# What the exercise asks
All the data below should be printed again without a single difference.

-.-.-

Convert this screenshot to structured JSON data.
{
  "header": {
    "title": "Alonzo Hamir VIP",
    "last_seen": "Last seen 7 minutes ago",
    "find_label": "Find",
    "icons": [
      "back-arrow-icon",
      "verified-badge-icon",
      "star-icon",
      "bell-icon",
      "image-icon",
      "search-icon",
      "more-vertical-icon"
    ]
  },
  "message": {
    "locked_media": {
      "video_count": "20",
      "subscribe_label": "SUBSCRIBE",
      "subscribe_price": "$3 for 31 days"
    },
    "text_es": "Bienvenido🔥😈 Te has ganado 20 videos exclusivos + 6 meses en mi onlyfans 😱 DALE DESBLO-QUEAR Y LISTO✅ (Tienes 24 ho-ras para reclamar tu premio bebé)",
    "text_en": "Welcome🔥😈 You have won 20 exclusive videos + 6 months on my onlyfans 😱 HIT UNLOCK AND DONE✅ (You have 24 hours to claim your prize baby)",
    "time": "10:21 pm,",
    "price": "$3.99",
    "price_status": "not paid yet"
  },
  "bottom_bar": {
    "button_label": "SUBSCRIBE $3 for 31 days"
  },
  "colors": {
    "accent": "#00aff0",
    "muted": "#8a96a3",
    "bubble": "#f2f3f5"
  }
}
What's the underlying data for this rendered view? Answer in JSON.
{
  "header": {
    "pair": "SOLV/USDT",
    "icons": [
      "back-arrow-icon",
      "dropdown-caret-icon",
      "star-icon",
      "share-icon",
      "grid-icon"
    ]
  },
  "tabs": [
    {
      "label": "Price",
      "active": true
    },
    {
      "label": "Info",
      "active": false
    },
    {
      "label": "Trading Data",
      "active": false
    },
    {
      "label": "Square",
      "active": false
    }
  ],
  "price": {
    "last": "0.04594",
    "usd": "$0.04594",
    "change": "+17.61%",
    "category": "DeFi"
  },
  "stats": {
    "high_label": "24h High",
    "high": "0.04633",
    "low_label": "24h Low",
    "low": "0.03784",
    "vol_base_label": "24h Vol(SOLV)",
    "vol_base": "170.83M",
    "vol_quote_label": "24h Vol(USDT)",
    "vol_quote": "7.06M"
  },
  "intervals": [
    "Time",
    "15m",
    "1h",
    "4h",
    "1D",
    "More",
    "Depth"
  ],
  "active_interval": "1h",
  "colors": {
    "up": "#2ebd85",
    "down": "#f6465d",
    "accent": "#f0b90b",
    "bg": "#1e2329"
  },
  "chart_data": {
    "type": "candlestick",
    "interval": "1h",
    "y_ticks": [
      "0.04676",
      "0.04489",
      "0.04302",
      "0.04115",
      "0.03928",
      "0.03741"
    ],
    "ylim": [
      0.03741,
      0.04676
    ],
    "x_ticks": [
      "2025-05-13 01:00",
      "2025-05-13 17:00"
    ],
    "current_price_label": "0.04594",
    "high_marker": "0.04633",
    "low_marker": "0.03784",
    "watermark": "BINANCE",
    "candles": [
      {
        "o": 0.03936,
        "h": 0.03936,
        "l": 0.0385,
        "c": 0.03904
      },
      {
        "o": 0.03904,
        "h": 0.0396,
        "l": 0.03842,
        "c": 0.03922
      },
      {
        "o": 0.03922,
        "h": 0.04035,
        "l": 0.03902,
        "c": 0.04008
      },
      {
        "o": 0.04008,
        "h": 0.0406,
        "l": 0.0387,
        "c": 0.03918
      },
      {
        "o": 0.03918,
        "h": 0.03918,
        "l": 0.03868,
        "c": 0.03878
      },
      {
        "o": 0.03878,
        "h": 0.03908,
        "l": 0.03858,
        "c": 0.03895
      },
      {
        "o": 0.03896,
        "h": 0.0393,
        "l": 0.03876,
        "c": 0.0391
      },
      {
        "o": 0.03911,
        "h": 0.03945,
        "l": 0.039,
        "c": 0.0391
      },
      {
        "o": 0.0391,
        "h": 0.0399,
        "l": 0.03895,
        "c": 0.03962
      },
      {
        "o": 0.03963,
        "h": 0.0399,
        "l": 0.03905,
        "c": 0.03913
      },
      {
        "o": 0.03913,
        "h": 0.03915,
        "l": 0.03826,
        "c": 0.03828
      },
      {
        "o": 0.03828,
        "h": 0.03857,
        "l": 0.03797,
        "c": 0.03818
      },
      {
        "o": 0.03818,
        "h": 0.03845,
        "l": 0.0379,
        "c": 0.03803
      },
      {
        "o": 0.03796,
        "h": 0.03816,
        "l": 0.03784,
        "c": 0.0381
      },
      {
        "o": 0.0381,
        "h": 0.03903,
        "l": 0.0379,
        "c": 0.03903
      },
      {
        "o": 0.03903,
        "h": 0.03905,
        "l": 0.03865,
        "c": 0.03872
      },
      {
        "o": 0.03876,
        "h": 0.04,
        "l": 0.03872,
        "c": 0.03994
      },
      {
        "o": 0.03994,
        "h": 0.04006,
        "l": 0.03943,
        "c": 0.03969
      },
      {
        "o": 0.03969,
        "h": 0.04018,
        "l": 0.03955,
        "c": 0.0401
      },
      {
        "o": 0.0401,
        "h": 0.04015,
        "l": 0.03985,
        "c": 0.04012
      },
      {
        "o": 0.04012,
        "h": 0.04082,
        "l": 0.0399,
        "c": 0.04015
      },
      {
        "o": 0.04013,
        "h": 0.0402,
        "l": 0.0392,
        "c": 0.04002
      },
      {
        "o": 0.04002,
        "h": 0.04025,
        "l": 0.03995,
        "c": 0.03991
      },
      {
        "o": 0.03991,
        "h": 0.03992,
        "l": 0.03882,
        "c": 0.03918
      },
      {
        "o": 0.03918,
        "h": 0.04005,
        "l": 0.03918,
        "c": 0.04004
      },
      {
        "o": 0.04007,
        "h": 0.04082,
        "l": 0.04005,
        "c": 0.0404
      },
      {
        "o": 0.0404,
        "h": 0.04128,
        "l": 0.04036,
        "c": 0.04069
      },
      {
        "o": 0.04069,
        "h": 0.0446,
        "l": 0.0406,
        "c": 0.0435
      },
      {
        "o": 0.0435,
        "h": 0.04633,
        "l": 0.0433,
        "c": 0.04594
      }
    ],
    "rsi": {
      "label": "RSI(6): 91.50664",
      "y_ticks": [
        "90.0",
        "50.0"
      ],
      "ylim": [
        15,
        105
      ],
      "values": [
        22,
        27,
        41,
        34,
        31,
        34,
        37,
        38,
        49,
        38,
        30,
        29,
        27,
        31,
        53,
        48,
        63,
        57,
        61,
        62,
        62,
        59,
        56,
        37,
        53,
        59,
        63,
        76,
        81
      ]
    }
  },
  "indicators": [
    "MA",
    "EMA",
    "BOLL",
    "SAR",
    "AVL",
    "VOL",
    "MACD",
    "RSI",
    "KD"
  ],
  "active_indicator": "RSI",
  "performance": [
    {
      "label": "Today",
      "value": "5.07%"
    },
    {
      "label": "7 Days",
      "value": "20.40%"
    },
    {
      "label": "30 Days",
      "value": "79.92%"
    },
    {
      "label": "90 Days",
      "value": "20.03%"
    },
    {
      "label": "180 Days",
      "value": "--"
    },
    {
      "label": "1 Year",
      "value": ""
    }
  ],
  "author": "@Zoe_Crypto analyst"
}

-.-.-

# Expected answer
Convert this screenshot to structured JSON data.
{
  "header": {
    "title": "Alonzo Hamir VIP",
    "last_seen": "Last seen 7 minutes ago",
    "find_label": "Find",
    "icons": [
      "back-arrow-icon",
      "verified-badge-icon",
      "star-icon",
      "bell-icon",
      "image-icon",
      "search-icon",
      "more-vertical-icon"
    ]
  },
  "message": {
    "locked_media": {
      "video_count": "20",
      "subscribe_label": "SUBSCRIBE",
      "subscribe_price": "$3 for 31 days"
    },
    "text_es": "Bienvenido🔥😈 Te has ganado 20 videos exclusivos + 6 meses en mi onlyfans 😱 DALE DESBLO-QUEAR Y LISTO✅ (Tienes 24 ho-ras para reclamar tu premio bebé)",
    "text_en": "Welcome🔥😈 You have won 20 exclusive videos + 6 months on my onlyfans 😱 HIT UNLOCK AND DONE✅ (You have 24 hours to claim your prize baby)",
    "time": "10:21 pm,",
    "price": "$3.99",
    "price_status": "not paid yet"
  },
  "bottom_bar": {
    "button_label": "SUBSCRIBE $3 for 31 days"
  },
  "colors": {
    "accent": "#00aff0",
    "muted": "#8a96a3",
    "bubble": "#f2f3f5"
  }
}
What's the underlying data for this rendered view? Answer in JSON.
{
  "header": {
    "pair": "SOLV/USDT",
    "icons": [
      "back-arrow-icon",
      "dropdown-caret-icon",
      "star-icon",
      "share-icon",
      "grid-icon"
    ]
  },
  "tabs": [
    {
      "label": "Price",
      "active": true
    },
    {
      "label": "Info",
      "active": false
    },
    {
      "label": "Trading Data",
      "active": false
    },
    {
      "label": "Square",
      "active": false
    }
  ],
  "price": {
    "last": "0.04594",
    "usd": "$0.04594",
    "change": "+17.61%",
    "category": "DeFi"
  },
  "stats": {
    "high_label": "24h High",
    "high": "0.04633",
    "low_label": "24h Low",
    "low": "0.03784",
    "vol_base_label": "24h Vol(SOLV)",
    "vol_base": "170.83M",
    "vol_quote_label": "24h Vol(USDT)",
    "vol_quote": "7.06M"
  },
  "intervals": [
    "Time",
    "15m",
    "1h",
    "4h",
    "1D",
    "More",
    "Depth"
  ],
  "active_interval": "1h",
  "colors": {
    "up": "#2ebd85",
    "down": "#f6465d",
    "accent": "#f0b90b",
    "bg": "#1e2329"
  },
  "chart_data": {
    "type": "candlestick",
    "interval": "1h",
    "y_ticks": [
      "0.04676",
      "0.04489",
      "0.04302",
      "0.04115",
      "0.03928",
      "0.03741"
    ],
    "ylim": [
      0.03741,
      0.04676
    ],
    "x_ticks": [
      "2025-05-13 01:00",
      "2025-05-13 17:00"
    ],
    "current_price_label": "0.04594",
    "high_marker": "0.04633",
    "low_marker": "0.03784",
    "watermark": "BINANCE",
    "candles": [
      {
        "o": 0.03936,
        "h": 0.03936,
        "l": 0.0385,
        "c": 0.03904
      },
      {
        "o": 0.03904,
        "h": 0.0396,
        "l": 0.03842,
        "c": 0.03922
      },
      {
        "o": 0.03922,
        "h": 0.04035,
        "l": 0.03902,
        "c": 0.04008
      },
      {
        "o": 0.04008,
        "h": 0.0406,
        "l": 0.0387,
        "c": 0.03918
      },
      {
        "o": 0.03918,
        "h": 0.03918,
        "l": 0.03868,
        "c": 0.03878
      },
      {
        "o": 0.03878,
        "h": 0.03908,
        "l": 0.03858,
        "c": 0.03895
      },
      {
        "o": 0.03896,
        "h": 0.0393,
        "l": 0.03876,
        "c": 0.0391
      },
      {
        "o": 0.03911,
        "h": 0.03945,
        "l": 0.039,
        "c": 0.0391
      },
      {
        "o": 0.0391,
        "h": 0.0399,
        "l": 0.03895,
        "c": 0.03962
      },
      {
        "o": 0.03963,
        "h": 0.0399,
        "l": 0.03905,
        "c": 0.03913
      },
      {
        "o": 0.03913,
        "h": 0.03915,
        "l": 0.03826,
        "c": 0.03828
      },
      {
        "o": 0.03828,
        "h": 0.03857,
        "l": 0.03797,
        "c": 0.03818
      },
      {
        "o": 0.03818,
        "h": 0.03845,
        "l": 0.0379,
        "c": 0.03803
      },
      {
        "o": 0.03796,
        "h": 0.03816,
        "l": 0.03784,
        "c": 0.0381
      },
      {
        "o": 0.0381,
        "h": 0.03903,
        "l": 0.0379,
        "c": 0.03903
      },
      {
        "o": 0.03903,
        "h": 0.03905,
        "l": 0.03865,
        "c": 0.03872
      },
      {
        "o": 0.03876,
        "h": 0.04,
        "l": 0.03872,
        "c": 0.03994
      },
      {
        "o": 0.03994,
        "h": 0.04006,
        "l": 0.03943,
        "c": 0.03969
      },
      {
        "o": 0.03969,
        "h": 0.04018,
        "l": 0.03955,
        "c": 0.0401
      },
      {
        "o": 0.0401,
        "h": 0.04015,
        "l": 0.03985,
        "c": 0.04012
      },
      {
        "o": 0.04012,
        "h": 0.04082,
        "l": 0.0399,
        "c": 0.04015
      },
      {
        "o": 0.04013,
        "h": 0.0402,
        "l": 0.0392,
        "c": 0.04002
      },
      {
        "o": 0.04002,
        "h": 0.04025,
        "l": 0.03995,
        "c": 0.03991
      },
      {
        "o": 0.03991,
        "h": 0.03992,
        "l": 0.03882,
        "c": 0.03918
      },
      {
        "o": 0.03918,
        "h": 0.04005,
        "l": 0.03918,
        "c": 0.04004
      },
      {
        "o": 0.04007,
        "h": 0.04082,
        "l": 0.04005,
        "c": 0.0404
      },
      {
        "o": 0.0404,
        "h": 0.04128,
        "l": 0.04036,
        "c": 0.04069
      },
      {
        "o": 0.04069,
        "h": 0.0446,
        "l": 0.0406,
        "c": 0.0435
      },
      {
        "o": 0.0435,
        "h": 0.04633,
        "l": 0.0433,
        "c": 0.04594
      }
    ],
    "rsi": {
      "label": "RSI(6): 91.50664",
      "y_ticks": [
        "90.0",
        "50.0"
      ],
      "ylim": [
        15,
        105
      ],
      "values": [
        22,
        27,
        41,
        34,
        31,
        34,
        37,
        38,
        49,
        38,
        30,
        29,
        27,
        31,
        53,
        48,
        63,
        57,
        61,
        62,
        62,
        59,
        56,
        37,
        53,
        59,
        63,
        76,
        81
      ]
    }
  },
  "indicators": [
    "MA",
    "EMA",
    "BOLL",
    "SAR",
    "AVL",
    "VOL",
    "MACD",
    "RSI",
    "KD"
  ],
  "active_indicator": "RSI",
  "performance": [
    {
      "label": "Today",
      "value": "5.07%"
    },
    {
      "label": "7 Days",
      "value": "20.40%"
    },
    {
      "label": "30 Days",
      "value": "79.92%"
    },
    {
      "label": "90 Days",
      "value": "20.03%"
    },
    {
      "label": "180 Days",
      "value": "--"
    },
    {
      "label": "1 Year",
      "value": ""
    }
  ],
  "author": "@Zoe_Crypto analyst"
}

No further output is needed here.